Having spent a good chunk of my adult life as an appendage to academia (grad-student spouse in a college town, then wife of a faculty member at a small college in a mid-sized city), I still tend to be drawn to fiction set in that world. The three Andreas sisters grew up as daughters of a Shakespeare scholar at a small midwestern college, and were shaped by both those factors. Each was named for a character in a Shakespeare play, and essentially speaks Shakespeare as a second language - its the method by which their father is most comfortable communicating; and each attended Barnwell College. But then their paths diverged. Rose, the eldest, became a math professor at a nearby university, a woman of numbers rather than words; her younger sisters, Bianca (Bean) and Cordelia, were more ambitious to get out of Barnwell than anything else.

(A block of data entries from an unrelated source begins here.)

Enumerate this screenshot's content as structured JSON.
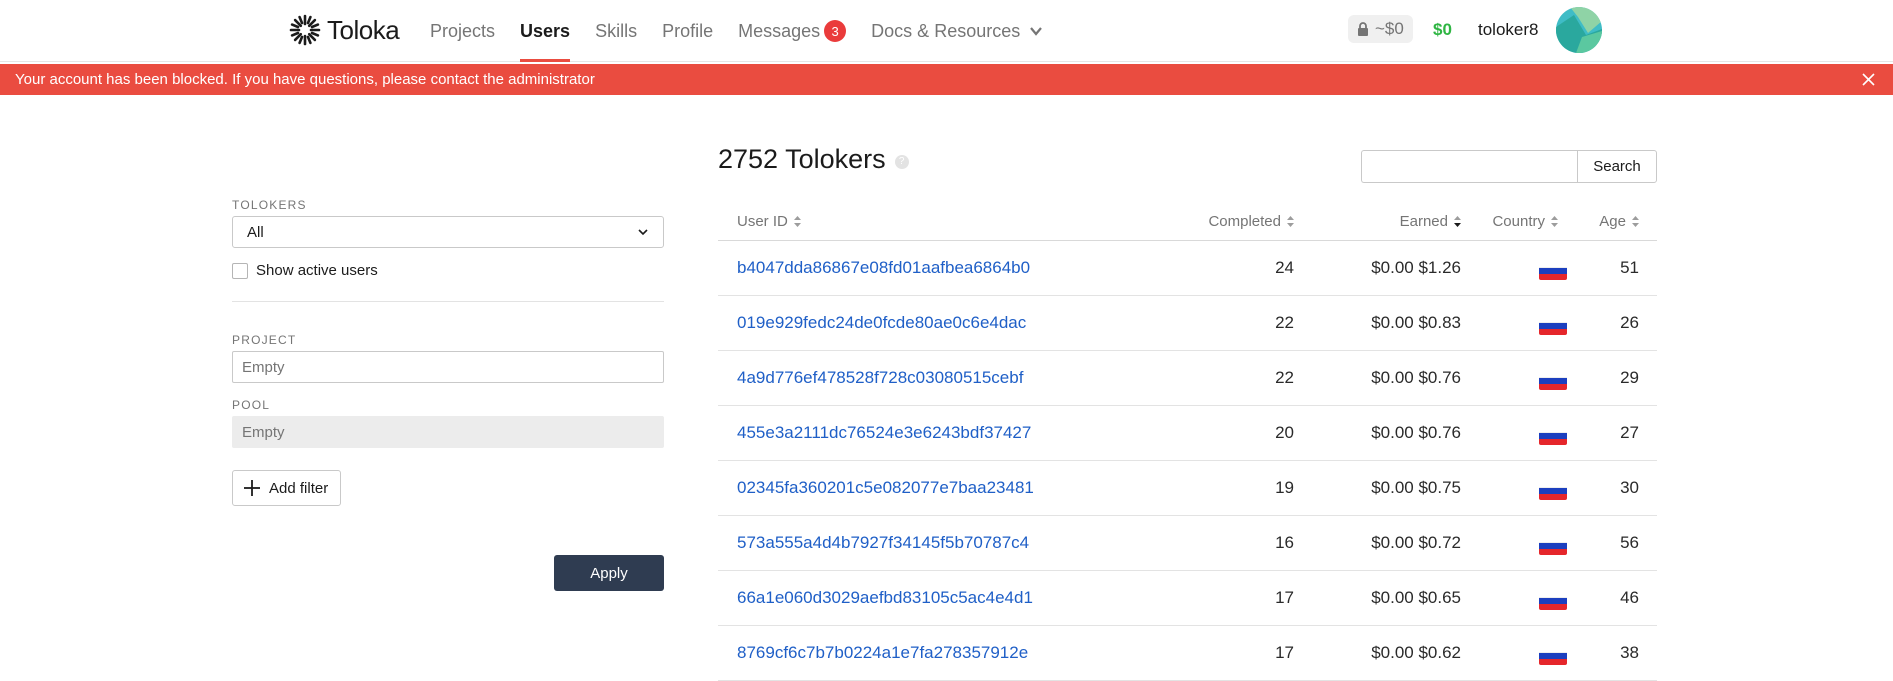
{
  "header": {
    "logo_text": "Toloka",
    "nav": [
      {
        "label": "Projects",
        "active": false
      },
      {
        "label": "Users",
        "active": true
      },
      {
        "label": "Skills",
        "active": false
      },
      {
        "label": "Profile",
        "active": false
      },
      {
        "label": "Messages",
        "active": false,
        "badge": "3"
      },
      {
        "label": "Docs & Resources",
        "active": false
      }
    ],
    "on_hold": "~$0",
    "balance": "$0",
    "username": "toloker8",
    "accent_color": "#ea4c40"
  },
  "alert": {
    "text": "Your account has been blocked. If you have questions, please contact the administrator",
    "color": "#ea4c40"
  },
  "filters": {
    "tolokers_label": "TOLOKERS",
    "tolokers_value": "All",
    "show_active_label": "Show active users",
    "project_label": "PROJECT",
    "project_placeholder": "Empty",
    "pool_label": "POOL",
    "pool_placeholder": "Empty",
    "add_filter_label": "Add filter",
    "apply_label": "Apply"
  },
  "main": {
    "title": "2752 Tolokers",
    "search_label": "Search",
    "columns": {
      "user_id": "User ID",
      "completed": "Completed",
      "earned": "Earned",
      "country": "Country",
      "age": "Age"
    },
    "rows": [
      {
        "user_id": "b4047dda86867e08fd01aafbea6864b0",
        "completed": "24",
        "earned": "$0.00 $1.26",
        "country": "ru-flag",
        "age": "51"
      },
      {
        "user_id": "019e929fedc24de0fcde80ae0c6e4dac",
        "completed": "22",
        "earned": "$0.00 $0.83",
        "country": "ru-flag",
        "age": "26"
      },
      {
        "user_id": "4a9d776ef478528f728c03080515cebf",
        "completed": "22",
        "earned": "$0.00 $0.76",
        "country": "ru-flag",
        "age": "29"
      },
      {
        "user_id": "455e3a2111dc76524e3e6243bdf37427",
        "completed": "20",
        "earned": "$0.00 $0.76",
        "country": "ru-flag",
        "age": "27"
      },
      {
        "user_id": "02345fa360201c5e082077e7baa23481",
        "completed": "19",
        "earned": "$0.00 $0.75",
        "country": "ru-flag",
        "age": "30"
      },
      {
        "user_id": "573a555a4d4b7927f34145f5b70787c4",
        "completed": "16",
        "earned": "$0.00 $0.72",
        "country": "ru-flag",
        "age": "56"
      },
      {
        "user_id": "66a1e060d3029aefbd83105c5ac4e4d1",
        "completed": "17",
        "earned": "$0.00 $0.65",
        "country": "ru-flag",
        "age": "46"
      },
      {
        "user_id": "8769cf6c7b7b0224a1e7fa278357912e",
        "completed": "17",
        "earned": "$0.00 $0.62",
        "country": "ru-flag",
        "age": "38"
      }
    ]
  }
}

However, when their mother is diagnosed with breast cancer, each of the sisters already has another reason of her own to come home to help care for her, and to rediscover the town that still has a hold on them all.

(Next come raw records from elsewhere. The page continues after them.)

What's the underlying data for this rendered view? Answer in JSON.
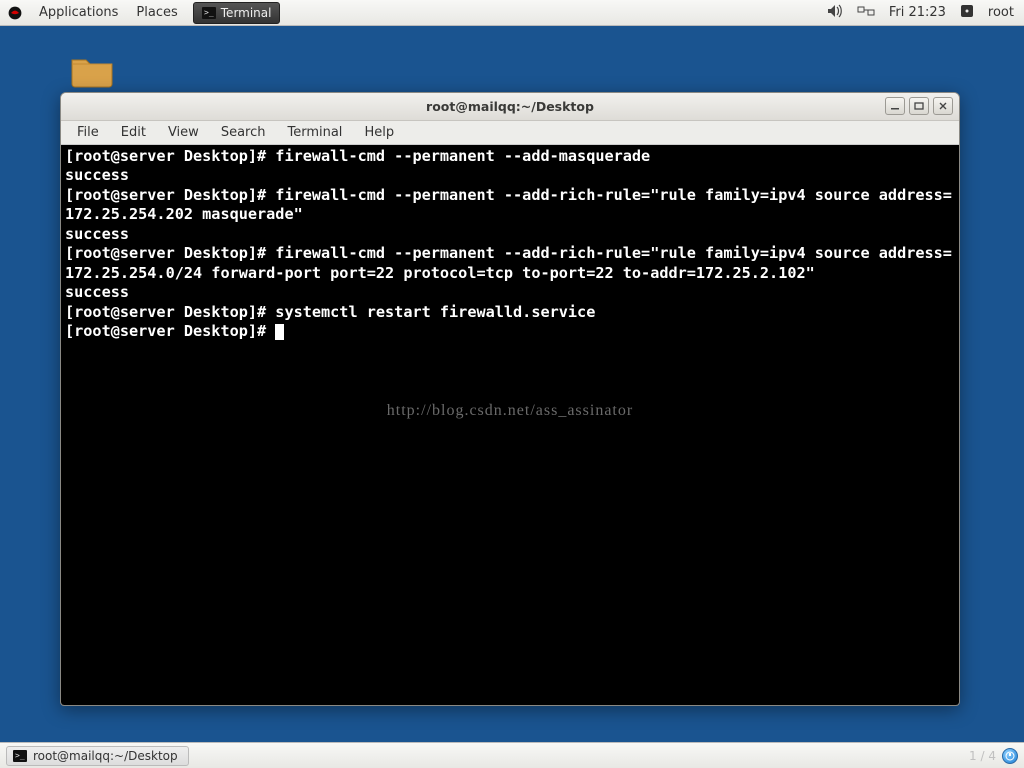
{
  "panel": {
    "applications": "Applications",
    "places": "Places",
    "task_terminal": "Terminal",
    "clock": "Fri 21:23",
    "user": "root"
  },
  "window": {
    "title": "root@mailqq:~/Desktop",
    "menu": {
      "file": "File",
      "edit": "Edit",
      "view": "View",
      "search": "Search",
      "terminal": "Terminal",
      "help": "Help"
    }
  },
  "terminal": {
    "lines": [
      "[root@server Desktop]# firewall-cmd --permanent --add-masquerade",
      "success",
      "[root@server Desktop]# firewall-cmd --permanent --add-rich-rule=\"rule family=ipv4 source address=172.25.254.202 masquerade\"",
      "success",
      "[root@server Desktop]# firewall-cmd --permanent --add-rich-rule=\"rule family=ipv4 source address=172.25.254.0/24 forward-port port=22 protocol=tcp to-port=22 to-addr=172.25.2.102\"",
      "success",
      "[root@server Desktop]# systemctl restart firewalld.service",
      "[root@server Desktop]# "
    ],
    "watermark": "http://blog.csdn.net/ass_assinator"
  },
  "bottom": {
    "task": "root@mailqq:~/Desktop",
    "pager": "1 / 4"
  }
}
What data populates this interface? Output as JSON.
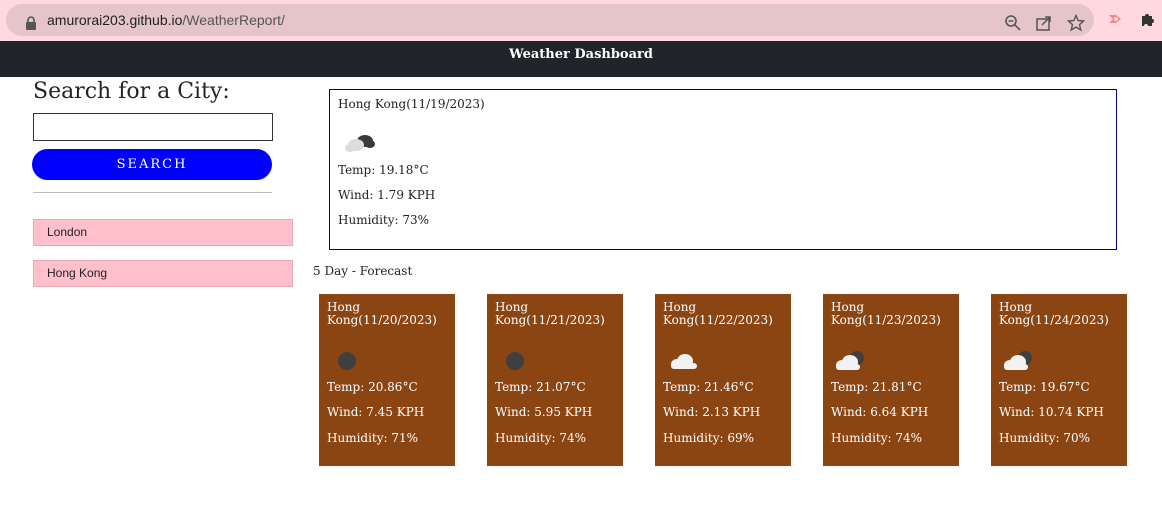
{
  "browser": {
    "url_host": "amurorai203.github.io",
    "url_path": "/WeatherReport/"
  },
  "header": {
    "title": "Weather Dashboard"
  },
  "sidebar": {
    "search_title": "Search for a City:",
    "search_value": "",
    "search_button": "SEARCH",
    "history": [
      "London",
      "Hong Kong"
    ]
  },
  "current": {
    "heading": "Hong Kong(11/19/2023)",
    "icon": "broken-clouds",
    "temp": "Temp: 19.18°C",
    "wind": "Wind: 1.79 KPH",
    "humidity": "Humidity: 73%"
  },
  "forecast_title": "5 Day - Forecast",
  "forecast": [
    {
      "heading": "Hong Kong(11/20/2023)",
      "icon": "clear-night",
      "temp": "Temp: 20.86°C",
      "wind": "Wind: 7.45 KPH",
      "humidity": "Humidity: 71%"
    },
    {
      "heading": "Hong Kong(11/21/2023)",
      "icon": "clear-night",
      "temp": "Temp: 21.07°C",
      "wind": "Wind: 5.95 KPH",
      "humidity": "Humidity: 74%"
    },
    {
      "heading": "Hong Kong(11/22/2023)",
      "icon": "cloud",
      "temp": "Temp: 21.46°C",
      "wind": "Wind: 2.13 KPH",
      "humidity": "Humidity: 69%"
    },
    {
      "heading": "Hong Kong(11/23/2023)",
      "icon": "night-clouds",
      "temp": "Temp: 21.81°C",
      "wind": "Wind: 6.64 KPH",
      "humidity": "Humidity: 74%"
    },
    {
      "heading": "Hong Kong(11/24/2023)",
      "icon": "night-clouds",
      "temp": "Temp: 19.67°C",
      "wind": "Wind: 10.74 KPH",
      "humidity": "Humidity: 70%"
    }
  ],
  "colors": {
    "header_bg": "#212529",
    "search_button": "#0000ff",
    "history_bg": "#ffc0cb",
    "card_bg": "#8b4513",
    "current_border": "#00008b"
  }
}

Debut novelist Eleanor Brown chooses to narrate in the unusual first-person plural, giving the sisters a collective voice even as she relates the individual threads of their story. I always find that interesting, and I really liked the way she used it here, particularly when she employed it to make wry observations about one sister's behavior or thoughts as if they were observed by the others. Given the fact that the sisters really do have issues with one another - as in many families, they wouldn't choose to associate with each other if they werent related to each other - I thought that it provided an interesting counterpoint to have them speak as one.
I thought the novels strengths were in the writing and in Brown's portrayal of the mix of friction and fondness in the sisters' relationships with each other. The liberal use of quotes from Shakespeare throughout the narrative and characters conversations adds a highbrow element, but not an off-putting one - given the novel's framework, it fits. I didn't find the sisters themselves quite so compelling, though; I appreciate that Brown didn't try too hard to make them endearing, but sometimes it felt like she went too far in the opposite direction from that, which I think really works best in satire - and this novel is much more earnest than satirical. The story itself covers pretty familiar ground; Brown's approach to it is unique, but I didn't feel she was really saying anything new.

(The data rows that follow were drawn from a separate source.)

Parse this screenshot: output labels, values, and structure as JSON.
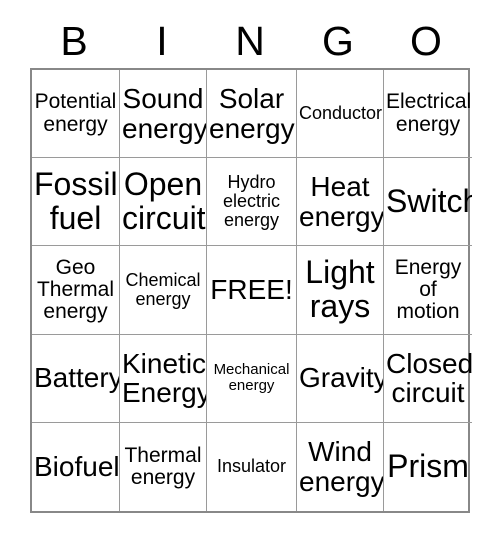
{
  "card": {
    "type": "bingo-card",
    "title_letters": [
      "B",
      "I",
      "N",
      "G",
      "O"
    ],
    "columns": 5,
    "rows": 5,
    "free_space": "FREE!",
    "colors": {
      "background": "#ffffff",
      "text": "#000000",
      "gridline": "#9a9a9a",
      "outer_border": "#888888"
    },
    "cells": [
      {
        "text": "Potential\nenergy",
        "size": "m"
      },
      {
        "text": "Sound\nenergy",
        "size": "xl"
      },
      {
        "text": "Solar\nenergy",
        "size": "xl"
      },
      {
        "text": "Conductor",
        "size": "s"
      },
      {
        "text": "Electrical\nenergy",
        "size": "m"
      },
      {
        "text": "Fossil\nfuel",
        "size": "xxl"
      },
      {
        "text": "Open\ncircuit",
        "size": "xxl"
      },
      {
        "text": "Hydro\nelectric\nenergy",
        "size": "s"
      },
      {
        "text": "Heat\nenergy",
        "size": "xl"
      },
      {
        "text": "Switch",
        "size": "xxl"
      },
      {
        "text": "Geo\nThermal\nenergy",
        "size": "m"
      },
      {
        "text": "Chemical\nenergy",
        "size": "s"
      },
      {
        "text": "FREE!",
        "size": "xl"
      },
      {
        "text": "Light\nrays",
        "size": "xxl"
      },
      {
        "text": "Energy\nof\nmotion",
        "size": "m"
      },
      {
        "text": "Battery",
        "size": "xl"
      },
      {
        "text": "Kinetic\nEnergy",
        "size": "xl"
      },
      {
        "text": "Mechanical\nenergy",
        "size": "xs"
      },
      {
        "text": "Gravity",
        "size": "xl"
      },
      {
        "text": "Closed\ncircuit",
        "size": "xl"
      },
      {
        "text": "Biofuel",
        "size": "xl"
      },
      {
        "text": "Thermal\nenergy",
        "size": "m"
      },
      {
        "text": "Insulator",
        "size": "s"
      },
      {
        "text": "Wind\nenergy",
        "size": "xl"
      },
      {
        "text": "Prism",
        "size": "xxl"
      }
    ]
  }
}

I liked The Weird Sisters, especially as a first novel, and I'll be interested in seeing the progress of Eleanor Browns writing career. However, I honestly wanted to love this book the way so many other readers do...and I can't honestly say I did. I may like it more in retrospect, or even grow to love it, but now, I just liked this book.